British retail sales in September rose at the slowest rate since October 2017, the British Retail Consortium-KPMG sales survey showed, as consumers continued to restrain spending after a summer of spending.

Total sales in September edged up 0.7% compared to an increase of 2.3% in September 2017. "This is the lowest since October, excluding Easter distortions, and below the three-month and 12-month averages of 1.2% and 1.3% respectively," the survey noted.

"Shopper confidence has followed a downward path with those expecting to be financially better off over the year ahead dipping from 26% in July to 22% in September," said Jon Woolven, IGD's strategy and innovation director. "Brexit-related uncertainty probably plays a part in this, so retailers will be hoping for a clear resolution ahead of the Christmas shopping season."

Retail sales on a like-for-like basis were down 0.2% from September 2017, when they had risen 1.9% from 2016. Over the three months to September, in-store sales of nonfood items fell 4.0% on a like-for-like basis.

Food sales over the three months to September rose 2.3% on a like-for-like basis, falling below the 12-month total average growth of 3.7%. Nonfood retail sales dropped 1.6% on a like-for-like basis, in line with the 12-month average decrease of 0.5%.

Online sales of nonfood products edged up by 5.4% in September against a 10.7% growth in September 2017. This reflects the lowest rise since January and below the 3-month and 12-month averages of 6.7% and 7.1%, respectively. Online penetration rate increased to 24.2% from 22.7%.
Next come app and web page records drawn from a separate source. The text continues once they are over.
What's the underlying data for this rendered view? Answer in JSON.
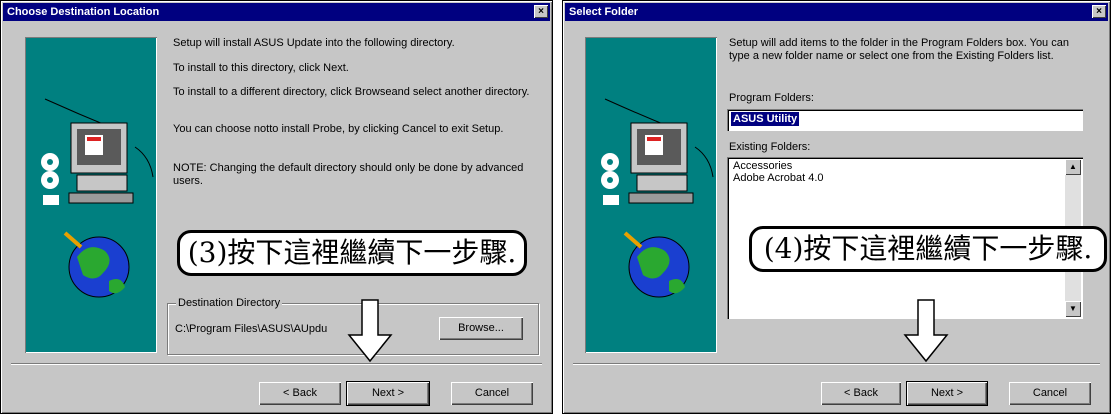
{
  "dialog1": {
    "title": "Choose Destination Location",
    "close_label": "×",
    "paragraphs": [
      "Setup will install ASUS Update into the following directory.",
      "To install to this directory, click Next.",
      "To install to a different directory, click Browseand select another directory.",
      "You can choose notto install Probe, by clicking Cancel to exit Setup.",
      "NOTE:  Changing the default directory should only be done by advanced users."
    ],
    "group_label": "Destination Directory",
    "path": "C:\\Program Files\\ASUS\\AUpdu",
    "browse_label": "Browse...",
    "back_label": "< Back",
    "next_label": "Next >",
    "cancel_label": "Cancel",
    "callout": "(3)按下這裡繼續下一步驟."
  },
  "dialog2": {
    "title": "Select Folder",
    "close_label": "×",
    "instruction": "Setup will add items to the folder in the Program Folders box. You can type a new folder name or select one from the Existing Folders list.",
    "program_folders_label": "Program Folders:",
    "program_folder_value": "ASUS Utility",
    "existing_folders_label": "Existing Folders:",
    "existing_folders": [
      "Accessories",
      "Adobe Acrobat 4.0"
    ],
    "back_label": "< Back",
    "next_label": "Next >",
    "cancel_label": "Cancel",
    "callout": "(4)按下這裡繼續下一步驟."
  },
  "icons": [
    "close-icon",
    "computer-icon",
    "globe-icon",
    "disc-icon",
    "down-arrow-icon",
    "scroll-up-icon",
    "scroll-down-icon"
  ],
  "colors": {
    "titlebar": "#000080",
    "dialog": "#c6c6c6",
    "art_panel": "#008080",
    "selection": "#000080"
  }
}
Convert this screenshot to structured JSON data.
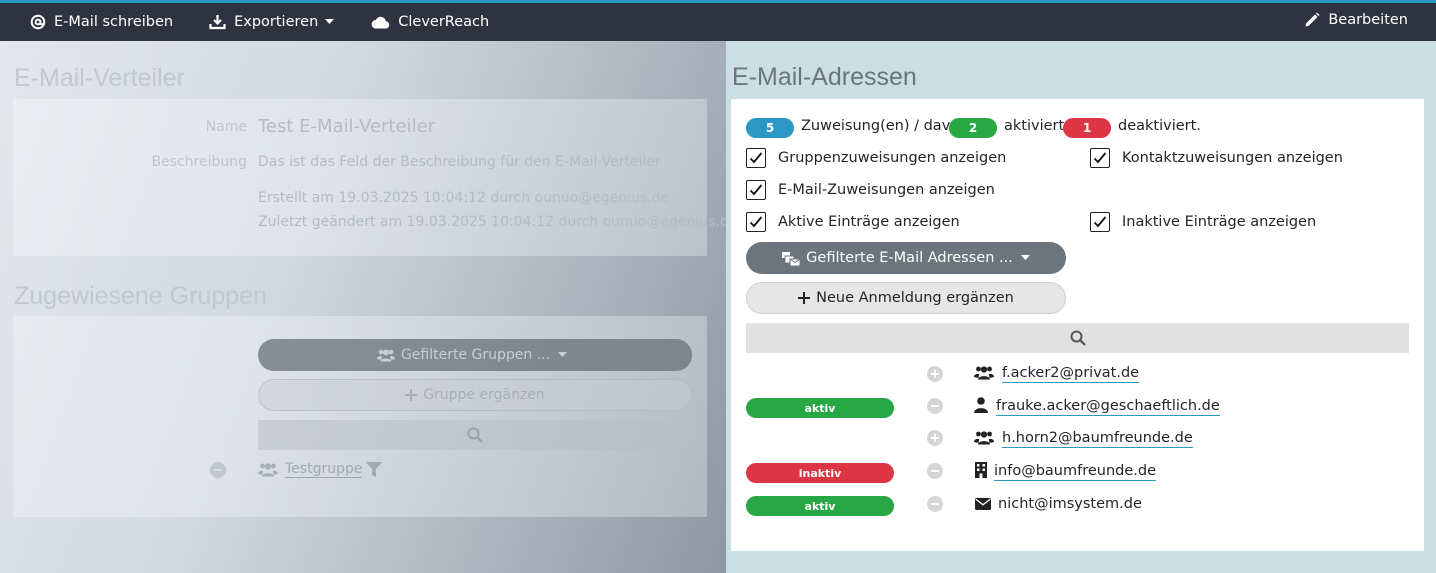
{
  "navbar": {
    "write_email": "E-Mail schreiben",
    "export": "Exportieren",
    "cleverreach": "CleverReach",
    "edit": "Bearbeiten"
  },
  "left_panel": {
    "title": "E-Mail-Verteiler",
    "name_label": "Name",
    "name_value": "Test E-Mail-Verteiler",
    "description_label": "Beschreibung",
    "description_value": "Das ist das Feld der Beschreibung für den E-Mail-Verteiler",
    "created": "Erstellt am 19.03.2025 10:04:12 durch ounuo@egenius.de",
    "modified": "Zuletzt geändert am 19.03.2025 10:04:12 durch ounuo@egenius.de",
    "groups_title": "Zugewiesene Gruppen",
    "filter_groups_button": "Gefilterte Gruppen ...",
    "add_group_button": "Gruppe ergänzen",
    "group_name": "Testgruppe"
  },
  "right_panel": {
    "title": "E-Mail-Adressen",
    "summary": {
      "total": "5",
      "total_text": "Zuweisung(en) / davon",
      "active": "2",
      "active_text": "aktiviert,",
      "inactive": "1",
      "inactive_text": "deaktiviert."
    },
    "checkboxes": {
      "group_assignments": "Gruppenzuweisungen anzeigen",
      "contact_assignments": "Kontaktzuweisungen anzeigen",
      "email_assignments": "E-Mail-Zuweisungen anzeigen",
      "active_entries": "Aktive Einträge anzeigen",
      "inactive_entries": "Inaktive Einträge anzeigen"
    },
    "filter_button": "Gefilterte E-Mail Adressen ...",
    "add_button": "Neue Anmeldung ergänzen",
    "entries": [
      {
        "status": "",
        "email": "f.acker2@privat.de",
        "icon": "users-icon"
      },
      {
        "status": "aktiv",
        "email": "frauke.acker@geschaeftlich.de",
        "icon": "user-icon"
      },
      {
        "status": "",
        "email": "h.horn2@baumfreunde.de",
        "icon": "users-icon"
      },
      {
        "status": "inaktiv",
        "email": "info@baumfreunde.de",
        "icon": "building-icon"
      },
      {
        "status": "aktiv",
        "email": "nicht@imsystem.de",
        "icon": "envelope-icon"
      }
    ]
  },
  "colors": {
    "navbar_bg": "#2f3340",
    "accent": "#2a97c4",
    "success": "#28a745",
    "danger": "#dc3545",
    "secondary": "#6c757d"
  }
}
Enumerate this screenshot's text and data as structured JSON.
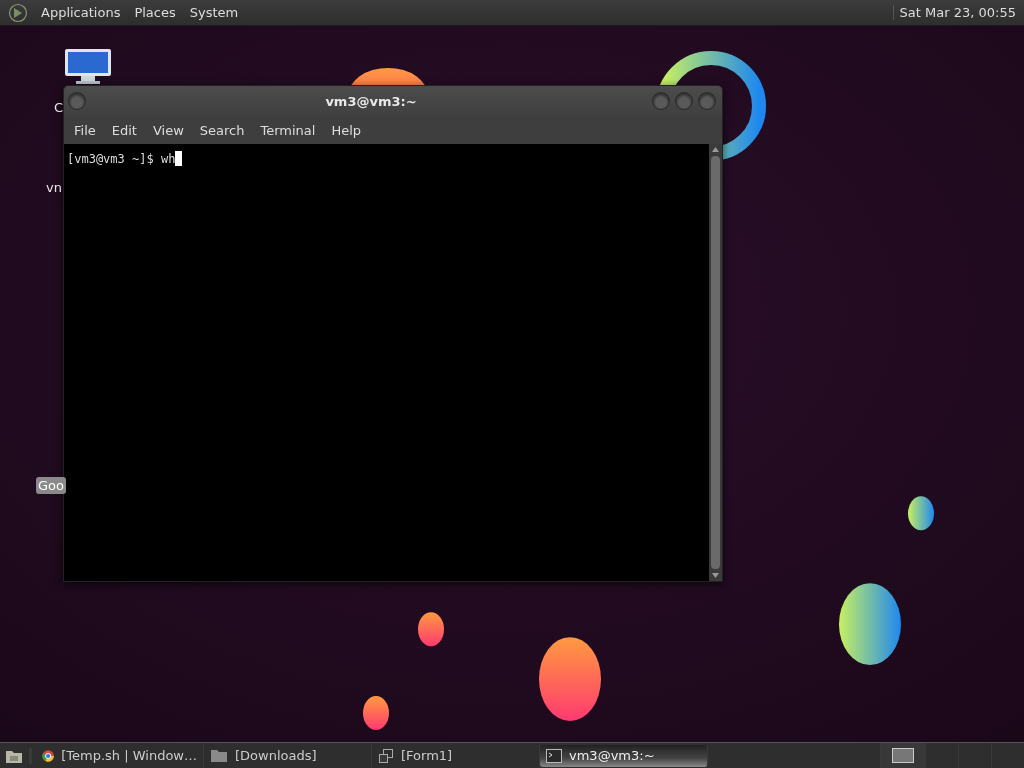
{
  "top_panel": {
    "menus": [
      "Applications",
      "Places",
      "System"
    ],
    "clock": "Sat Mar 23, 00:55"
  },
  "desktop_icons": [
    {
      "label": "C",
      "kind": "computer",
      "selected": false
    },
    {
      "label": "vn",
      "kind": "text",
      "selected": false
    },
    {
      "label": "Goo",
      "kind": "text",
      "selected": true
    }
  ],
  "terminal": {
    "title": "vm3@vm3:~",
    "menus": [
      "File",
      "Edit",
      "View",
      "Search",
      "Terminal",
      "Help"
    ],
    "prompt": "[vm3@vm3 ~]$ wh"
  },
  "taskbar": {
    "tasks": [
      {
        "label": "[Temp.sh | Window…",
        "kind": "browser",
        "selected": false
      },
      {
        "label": "[Downloads]",
        "kind": "folder",
        "selected": false
      },
      {
        "label": "[Form1]",
        "kind": "window",
        "selected": false
      },
      {
        "label": "vm3@vm3:~",
        "kind": "terminal",
        "selected": true
      }
    ],
    "workspaces": [
      {
        "selected": true
      },
      {
        "selected": false
      },
      {
        "selected": false
      },
      {
        "selected": false
      }
    ]
  }
}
"A tax system skewed towards high taxes on people and property is contributing to stores closures and job losses and is stalling the successful reinvention of our high streets," said British Retail Consortium CEO Helen Dickinson.

"The government urgently needs to reduce the business rates burden and create a tax system fit for the 21st century that more fairly distributes taxes right across the economy."